**Study material:**
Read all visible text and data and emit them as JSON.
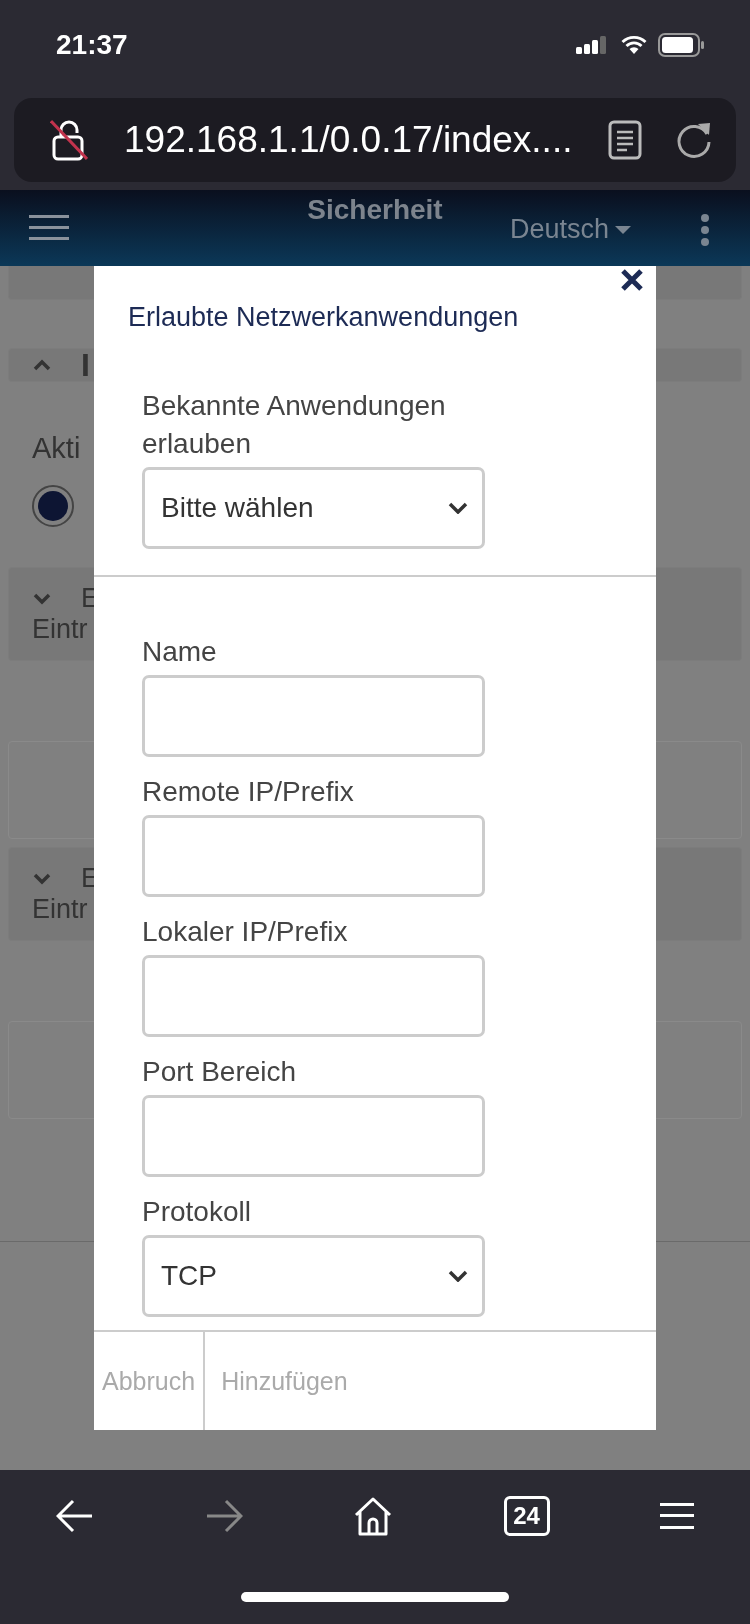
{
  "status_bar": {
    "time": "21:37"
  },
  "browser": {
    "url": "192.168.1.1/0.0.17/index....",
    "tab_count": "24"
  },
  "header": {
    "title": "Sicherheit",
    "language": "Deutsch"
  },
  "background": {
    "sections": [
      {
        "kind": "card"
      },
      {
        "kind": "card",
        "expanded": true,
        "label": "I"
      },
      {
        "kind": "radio",
        "label": "Akti",
        "selected": true
      },
      {
        "kind": "card",
        "expanded": false,
        "label": "E",
        "sublabel": "Eintr"
      },
      {
        "kind": "box"
      },
      {
        "kind": "card",
        "expanded": false,
        "label": "E",
        "sublabel": "Eintr"
      },
      {
        "kind": "box"
      }
    ]
  },
  "dialog": {
    "title": "Erlaubte Netzwerkanwendungen",
    "preset": {
      "label": "Bekannte Anwendungen erlauben",
      "value": "Bitte wählen"
    },
    "fields": [
      {
        "label": "Name"
      },
      {
        "label": "Remote IP/Prefix"
      },
      {
        "label": "Lokaler IP/Prefix"
      },
      {
        "label": "Port Bereich"
      }
    ],
    "protocol": {
      "label": "Protokoll",
      "value": "TCP"
    },
    "buttons": [
      {
        "label": "Abbruch",
        "disabled": true
      },
      {
        "label": "Hinzufügen",
        "disabled": true
      }
    ]
  }
}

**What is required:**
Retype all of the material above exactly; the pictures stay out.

**Response to this exercise:**
Read all visible text and data and emit them as JSON.
{
  "status_bar": {
    "time": "21:37"
  },
  "browser": {
    "url": "192.168.1.1/0.0.17/index....",
    "tab_count": "24"
  },
  "header": {
    "title": "Sicherheit",
    "language": "Deutsch"
  },
  "background": {
    "sections": [
      {
        "kind": "card"
      },
      {
        "kind": "card",
        "expanded": true,
        "label": "I"
      },
      {
        "kind": "radio",
        "label": "Akti",
        "selected": true
      },
      {
        "kind": "card",
        "expanded": false,
        "label": "E",
        "sublabel": "Eintr"
      },
      {
        "kind": "box"
      },
      {
        "kind": "card",
        "expanded": false,
        "label": "E",
        "sublabel": "Eintr"
      },
      {
        "kind": "box"
      }
    ]
  },
  "dialog": {
    "title": "Erlaubte Netzwerkanwendungen",
    "preset": {
      "label": "Bekannte Anwendungen erlauben",
      "value": "Bitte wählen"
    },
    "fields": [
      {
        "label": "Name"
      },
      {
        "label": "Remote IP/Prefix"
      },
      {
        "label": "Lokaler IP/Prefix"
      },
      {
        "label": "Port Bereich"
      }
    ],
    "protocol": {
      "label": "Protokoll",
      "value": "TCP"
    },
    "buttons": [
      {
        "label": "Abbruch",
        "disabled": true
      },
      {
        "label": "Hinzufügen",
        "disabled": true
      }
    ]
  }
}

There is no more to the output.